Chromium-based browsers such as Microsoft Edge and Google Chrome will soon support the Intel CET security feature to prevent a wide range of vulnerabilities.
Intel’s Control-flow Enforcement Technology (CET) is a hardware security feature initially introduced in 2016 and added to Intel’s 11th generation CPUs in 2020.
The CET feature is designed to protect programs from Return Oriented Programming (ROP) and Jump Oriented Programming (JOP) attacks that modify an application’s normal flow so that an attacker’s malicious code is executed instead.
These vulnerabilities include attacks that bypass a browser’s sandbox or perform remote code execution while visiting web sites. Intel CET is a hardware-based solution that blocks these attempts by triggering exceptions when the natural flow is modified.
Chromium-browsers getting Intel CET support
Windows 10 supports Intel CET through an implementation called Hardware-enforced Stack Protection. For Windows applications to support this feature, they must first be compiled with the /CETCOMPAT linker flag in Visual Studio. When compiled with this flag, a program will be marked as CET Shadow Stack-compatible and opted into the security protection.
This security feature does not appear to be specific to Microsoft Edge but is coming to all Chromium browsers, including Google Chrome, Brave, and Opera.
Mozilla is also looking into adding support for Intel CET in Firefox, but there has been no recent status update for their implementation.

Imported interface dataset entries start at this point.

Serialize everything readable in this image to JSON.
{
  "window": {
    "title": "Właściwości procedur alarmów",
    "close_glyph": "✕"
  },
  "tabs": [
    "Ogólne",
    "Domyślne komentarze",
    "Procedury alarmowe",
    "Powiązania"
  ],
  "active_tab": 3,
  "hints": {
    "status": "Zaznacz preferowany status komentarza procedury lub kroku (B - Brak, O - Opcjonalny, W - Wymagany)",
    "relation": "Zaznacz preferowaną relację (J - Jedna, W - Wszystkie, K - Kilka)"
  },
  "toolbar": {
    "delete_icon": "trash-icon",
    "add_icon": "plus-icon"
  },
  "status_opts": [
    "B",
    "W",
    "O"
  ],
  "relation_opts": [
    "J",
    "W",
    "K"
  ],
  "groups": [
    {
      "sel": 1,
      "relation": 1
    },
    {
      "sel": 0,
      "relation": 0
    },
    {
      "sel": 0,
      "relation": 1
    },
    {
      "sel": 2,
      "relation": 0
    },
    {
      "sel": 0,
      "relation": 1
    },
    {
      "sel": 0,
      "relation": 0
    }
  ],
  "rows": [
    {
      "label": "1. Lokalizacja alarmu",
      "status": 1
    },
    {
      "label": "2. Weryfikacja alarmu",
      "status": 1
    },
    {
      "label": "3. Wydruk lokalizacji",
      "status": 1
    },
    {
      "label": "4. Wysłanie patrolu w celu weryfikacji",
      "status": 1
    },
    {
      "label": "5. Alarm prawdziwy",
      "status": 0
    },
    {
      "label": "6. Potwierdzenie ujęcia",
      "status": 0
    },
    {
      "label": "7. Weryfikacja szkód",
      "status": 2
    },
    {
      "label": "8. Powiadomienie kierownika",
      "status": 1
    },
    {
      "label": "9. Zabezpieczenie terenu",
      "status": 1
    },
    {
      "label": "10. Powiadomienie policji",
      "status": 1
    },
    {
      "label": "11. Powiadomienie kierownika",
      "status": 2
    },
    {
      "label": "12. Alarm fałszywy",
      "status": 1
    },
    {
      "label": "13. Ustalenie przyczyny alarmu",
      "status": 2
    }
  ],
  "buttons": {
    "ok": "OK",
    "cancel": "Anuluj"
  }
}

Windows 10 users running Intel 11th generation CPUs or AMD Zen 3 Ryzen CPUs, which also support CET, can use the Windows Task Manager to check if a process utilizes the hardware security feature.